[DATA SHOWN]

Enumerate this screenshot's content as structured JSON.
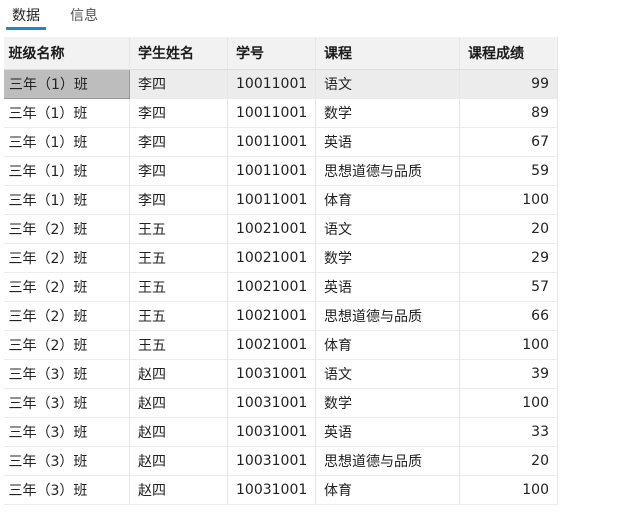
{
  "tabs": [
    {
      "label": "数据",
      "active": true
    },
    {
      "label": "信息",
      "active": false
    }
  ],
  "table": {
    "columns": [
      "班级名称",
      "学生姓名",
      "学号",
      "课程",
      "课程成绩"
    ],
    "rows": [
      [
        "三年（1）班",
        "李四",
        "10011001",
        "语文",
        "99"
      ],
      [
        "三年（1）班",
        "李四",
        "10011001",
        "数学",
        "89"
      ],
      [
        "三年（1）班",
        "李四",
        "10011001",
        "英语",
        "67"
      ],
      [
        "三年（1）班",
        "李四",
        "10011001",
        "思想道德与品质",
        "59"
      ],
      [
        "三年（1）班",
        "李四",
        "10011001",
        "体育",
        "100"
      ],
      [
        "三年（2）班",
        "王五",
        "10021001",
        "语文",
        "20"
      ],
      [
        "三年（2）班",
        "王五",
        "10021001",
        "数学",
        "29"
      ],
      [
        "三年（2）班",
        "王五",
        "10021001",
        "英语",
        "57"
      ],
      [
        "三年（2）班",
        "王五",
        "10021001",
        "思想道德与品质",
        "66"
      ],
      [
        "三年（2）班",
        "王五",
        "10021001",
        "体育",
        "100"
      ],
      [
        "三年（3）班",
        "赵四",
        "10031001",
        "语文",
        "39"
      ],
      [
        "三年（3）班",
        "赵四",
        "10031001",
        "数学",
        "100"
      ],
      [
        "三年（3）班",
        "赵四",
        "10031001",
        "英语",
        "33"
      ],
      [
        "三年（3）班",
        "赵四",
        "10031001",
        "思想道德与品质",
        "20"
      ],
      [
        "三年（3）班",
        "赵四",
        "10031001",
        "体育",
        "100"
      ]
    ]
  },
  "colors": {
    "tab_accent": "#1e88c9",
    "header_bg": "#f2f2f2",
    "selected_row_bg": "#ececec",
    "selected_cell_bg": "#bdbdbd"
  }
}
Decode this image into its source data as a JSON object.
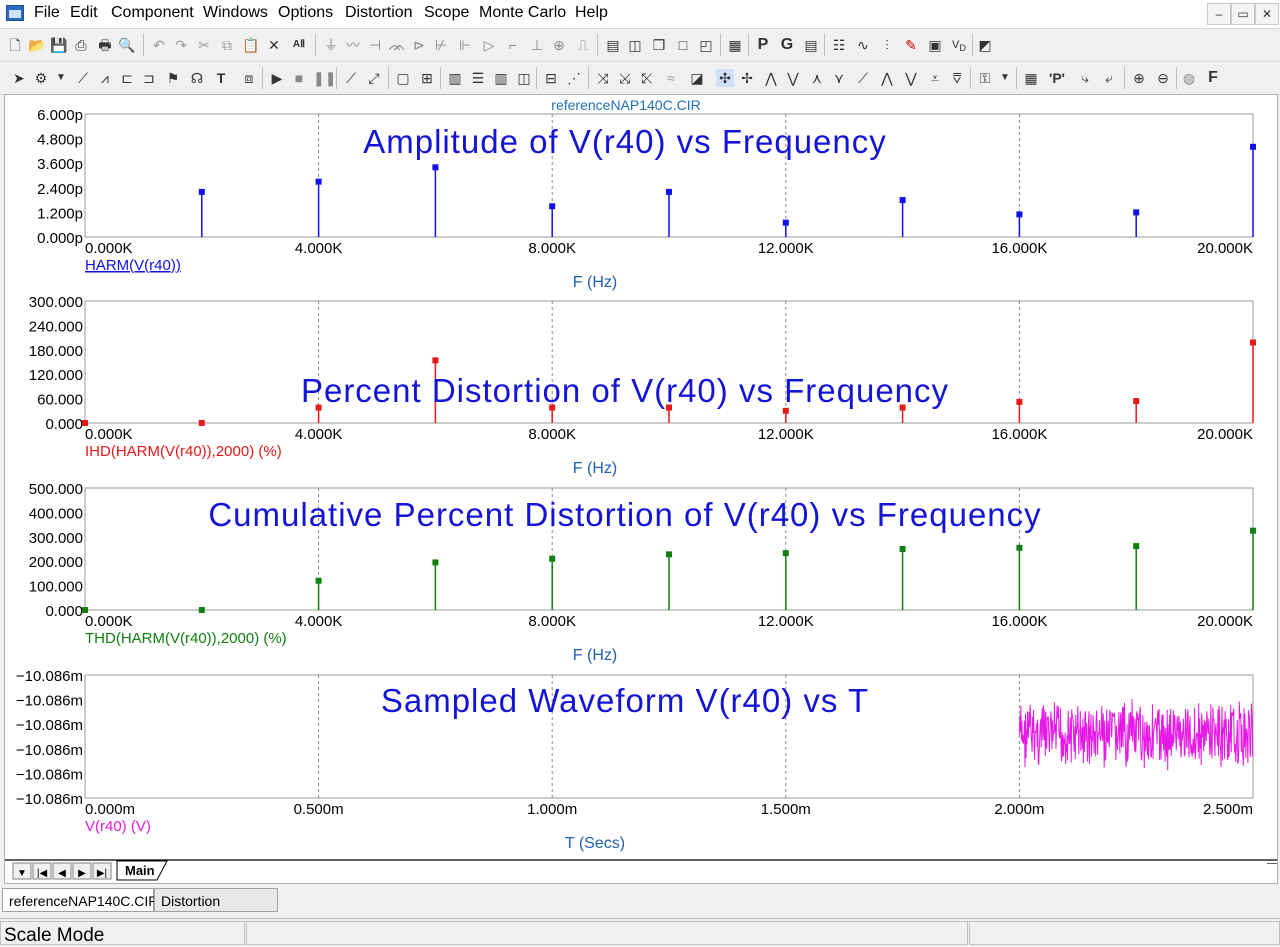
{
  "menu": [
    "File",
    "Edit",
    "Component",
    "Windows",
    "Options",
    "Distortion",
    "Scope",
    "Monte Carlo",
    "Help"
  ],
  "window_controls": [
    "–",
    "▭",
    "✕"
  ],
  "plot": {
    "title_file": "referenceNAP140C.CIR",
    "sheet_tab": "Main",
    "panels": [
      {
        "heading": "Amplitude of V(r40) vs Frequency",
        "legend": "HARM(V(r40))",
        "xlabel": "F (Hz)",
        "color": "#1010ee",
        "ylim": [
          0,
          6.0
        ],
        "yticks": [
          "0.000p",
          "1.200p",
          "2.400p",
          "3.600p",
          "4.800p",
          "6.000p"
        ],
        "xlim": [
          0,
          20000
        ],
        "xticks": [
          "0.000K",
          "4.000K",
          "8.000K",
          "12.000K",
          "16.000K",
          "20.000K"
        ]
      },
      {
        "heading": "Percent Distortion of V(r40) vs Frequency",
        "legend": "IHD(HARM(V(r40)),2000) (%)",
        "xlabel": "F (Hz)",
        "color": "#e81818",
        "ylim": [
          0,
          300
        ],
        "yticks": [
          "0.000",
          "60.000",
          "120.000",
          "180.000",
          "240.000",
          "300.000"
        ],
        "xlim": [
          0,
          20000
        ],
        "xticks": [
          "0.000K",
          "4.000K",
          "8.000K",
          "12.000K",
          "16.000K",
          "20.000K"
        ]
      },
      {
        "heading": "Cumulative Percent Distortion of V(r40) vs Frequency",
        "legend": "THD(HARM(V(r40)),2000) (%)",
        "xlabel": "F (Hz)",
        "color": "#108010",
        "ylim": [
          0,
          500
        ],
        "yticks": [
          "0.000",
          "100.000",
          "200.000",
          "300.000",
          "400.000",
          "500.000"
        ],
        "xlim": [
          0,
          20000
        ],
        "xticks": [
          "0.000K",
          "4.000K",
          "8.000K",
          "12.000K",
          "16.000K",
          "20.000K"
        ]
      },
      {
        "heading": "Sampled Waveform  V(r40) vs T",
        "legend": "V(r40) (V)",
        "xlabel": "T (Secs)",
        "color": "#e619e6",
        "yticks": [
          "−10.086m",
          "−10.086m",
          "−10.086m",
          "−10.086m",
          "−10.086m",
          "−10.086m"
        ],
        "xlim": [
          0,
          2.5
        ],
        "xticks": [
          "0.000m",
          "0.500m",
          "1.000m",
          "1.500m",
          "2.000m",
          "2.500m"
        ]
      }
    ]
  },
  "chart_data": [
    {
      "type": "bar",
      "x": [
        2000,
        4000,
        6000,
        8000,
        10000,
        12000,
        14000,
        16000,
        18000,
        20000
      ],
      "values": [
        2.2,
        2.7,
        3.4,
        1.5,
        2.2,
        0.7,
        1.8,
        1.1,
        1.2,
        4.4
      ],
      "ylim": [
        0,
        6.0
      ],
      "xlim": [
        0,
        20000
      ]
    },
    {
      "type": "bar",
      "x": [
        0,
        2000,
        4000,
        6000,
        8000,
        10000,
        12000,
        14000,
        16000,
        18000,
        20000
      ],
      "values": [
        0,
        0,
        38,
        154,
        38,
        38,
        30,
        38,
        52,
        54,
        198
      ],
      "ylim": [
        0,
        300
      ],
      "xlim": [
        0,
        20000
      ]
    },
    {
      "type": "bar",
      "x": [
        0,
        2000,
        4000,
        6000,
        8000,
        10000,
        12000,
        14000,
        16000,
        18000,
        20000
      ],
      "values": [
        0,
        0,
        120,
        195,
        210,
        228,
        233,
        250,
        255,
        262,
        325
      ],
      "ylim": [
        0,
        500
      ],
      "xlim": [
        0,
        20000
      ]
    },
    {
      "type": "line",
      "x_range": [
        2.0,
        2.5
      ],
      "xlim": [
        0,
        2.5
      ]
    }
  ],
  "tabs": [
    "referenceNAP140C.CIR",
    "Distortion Analysis"
  ],
  "status": {
    "mode": "Scale Mode"
  }
}
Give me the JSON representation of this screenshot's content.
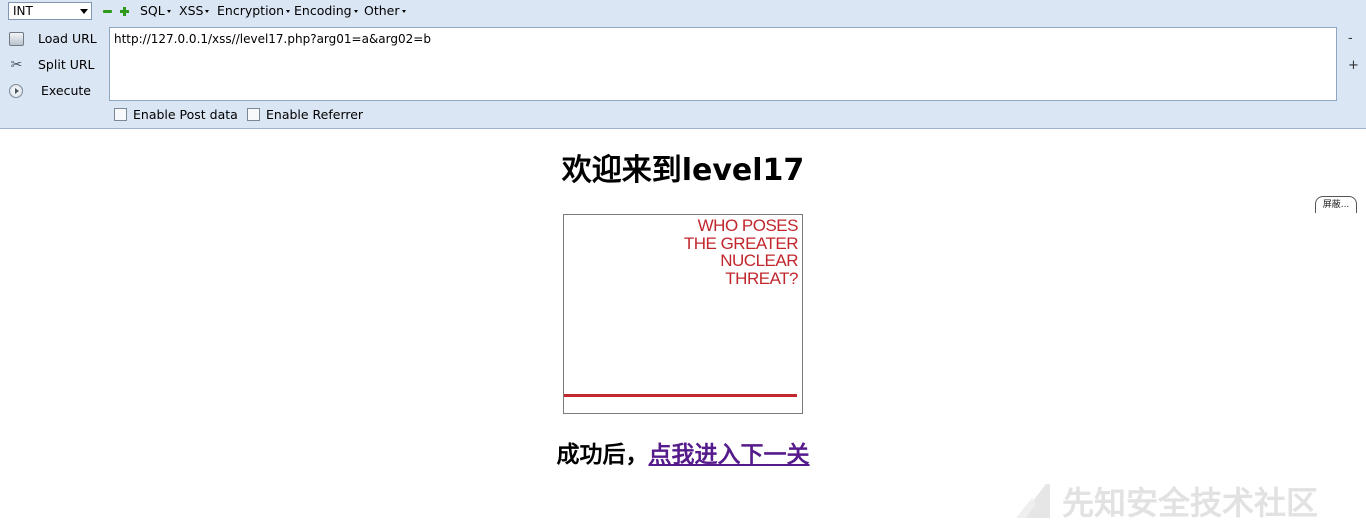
{
  "hackbar": {
    "int_select": "INT",
    "menus": [
      "SQL",
      "XSS",
      "Encryption",
      "Encoding",
      "Other"
    ],
    "load_url": "Load URL",
    "split_url": "Split URL",
    "execute": "Execute",
    "url": "http://127.0.0.1/xss//level17.php?arg01=a&arg02=b",
    "minus_mark": "-",
    "plus_mark": "+",
    "enable_post": "Enable Post data",
    "enable_referrer": "Enable Referrer"
  },
  "page": {
    "title": "欢迎来到level17",
    "embed_text": [
      "WHO POSES",
      "THE GREATER",
      "NUCLEAR",
      "THREAT?"
    ],
    "footer_prefix": "成功后，",
    "footer_link": "点我进入下一关",
    "side_tab": "屏蔽..."
  },
  "watermark": {
    "text": "先知安全技术社区"
  },
  "colors": {
    "toolbar_bg": "#dbe6f4",
    "embed_red": "#c1272d",
    "link_visited": "#551a8b"
  }
}
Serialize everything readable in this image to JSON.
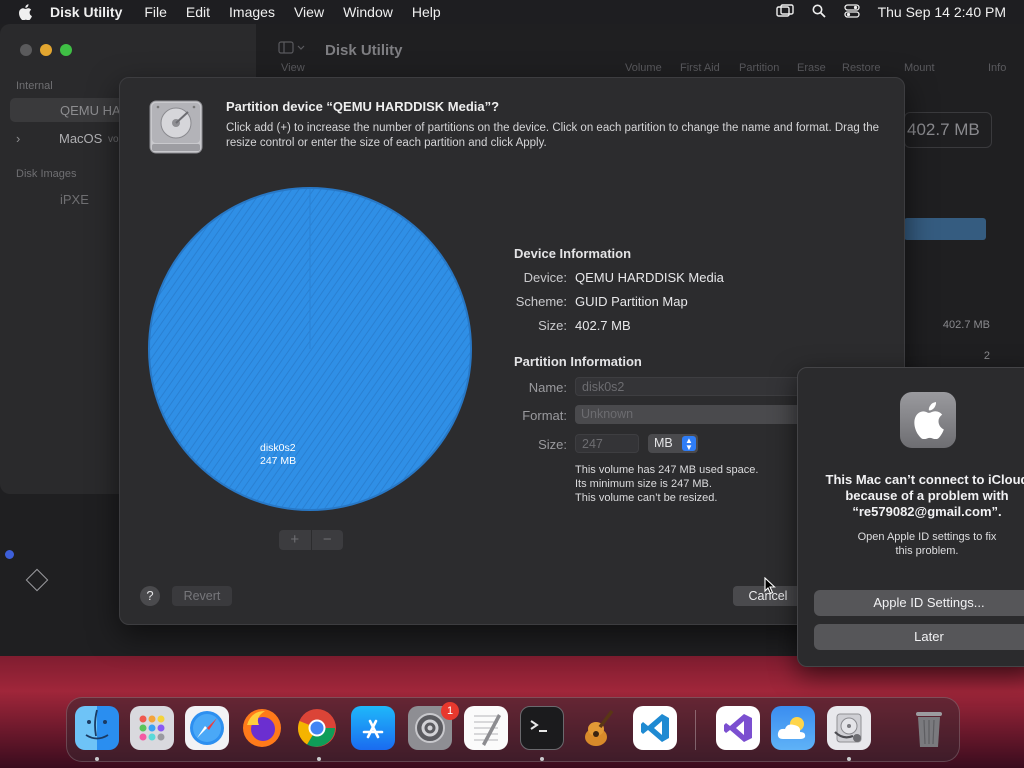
{
  "menubar": {
    "app_name": "Disk Utility",
    "items": [
      "File",
      "Edit",
      "Images",
      "View",
      "Window",
      "Help"
    ],
    "clock": "Thu Sep 14  2:40 PM"
  },
  "du_window": {
    "title": "Disk Utility",
    "view_label": "View",
    "sidebar": {
      "section_internal": "Internal",
      "item_qemu": "QEMU HA",
      "item_macos": "MacOS",
      "item_macos_suffix": "vo",
      "section_images": "Disk Images",
      "item_ipxe": "iPXE"
    },
    "toolbar": [
      "Volume",
      "First Aid",
      "Partition",
      "Erase",
      "Restore",
      "Mount",
      "Info"
    ],
    "right_size": "402.7 MB",
    "right_cell_size": "402.7 MB",
    "right_cell_count": "2"
  },
  "sheet": {
    "title": "Partition device “QEMU HARDDISK Media”?",
    "description": "Click add (+) to increase the number of partitions on the device. Click on each partition to change the name and format. Drag the resize control or enter the size of each partition and click Apply.",
    "pie": {
      "partition_name": "disk0s2",
      "partition_size": "247 MB",
      "add_label": "+",
      "remove_label": "−",
      "color": "#2f8fe6"
    },
    "device_info": {
      "heading": "Device Information",
      "device_label": "Device:",
      "device_value": "QEMU HARDDISK Media",
      "scheme_label": "Scheme:",
      "scheme_value": "GUID Partition Map",
      "size_label": "Size:",
      "size_value": "402.7 MB"
    },
    "partition_info": {
      "heading": "Partition Information",
      "name_label": "Name:",
      "name_value": "disk0s2",
      "format_label": "Format:",
      "format_value": "Unknown",
      "size_label": "Size:",
      "size_value": "247",
      "unit": "MB",
      "note_line1": "This volume has 247 MB used space.",
      "note_line2": "Its minimum size is 247 MB.",
      "note_line3": "This volume can’t be resized."
    },
    "buttons": {
      "help": "?",
      "revert": "Revert",
      "cancel": "Cancel"
    }
  },
  "alert": {
    "message_line1": "This Mac can’t connect to iCloud",
    "message_line2": "because of a problem with",
    "message_line3": "“re579082@gmail.com”.",
    "sub_line1": "Open Apple ID settings to fix",
    "sub_line2": "this problem.",
    "primary_button": "Apple ID Settings...",
    "secondary_button": "Later"
  },
  "dock": {
    "apps": [
      "Finder",
      "Launchpad",
      "Safari",
      "Firefox",
      "Chrome",
      "App Store",
      "System Settings",
      "TextEdit",
      "Terminal",
      "GarageBand",
      "Visual Studio Code",
      "Visual Studio",
      "Weather",
      "Disk Utility",
      "Trash"
    ],
    "settings_badge": "1"
  }
}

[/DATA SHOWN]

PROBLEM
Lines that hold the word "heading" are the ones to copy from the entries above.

YOUR SOLUTION
        "heading": "Amplitude of V(r40) vs Frequency",
        "heading": "Percent Distortion of V(r40) vs Frequency",
        "heading": "Cumulative Percent Distortion of V(r40) vs Frequency",
        "heading": "Sampled Waveform  V(r40) vs T",
      "heading": "Device Information",
      "heading": "Partition Information",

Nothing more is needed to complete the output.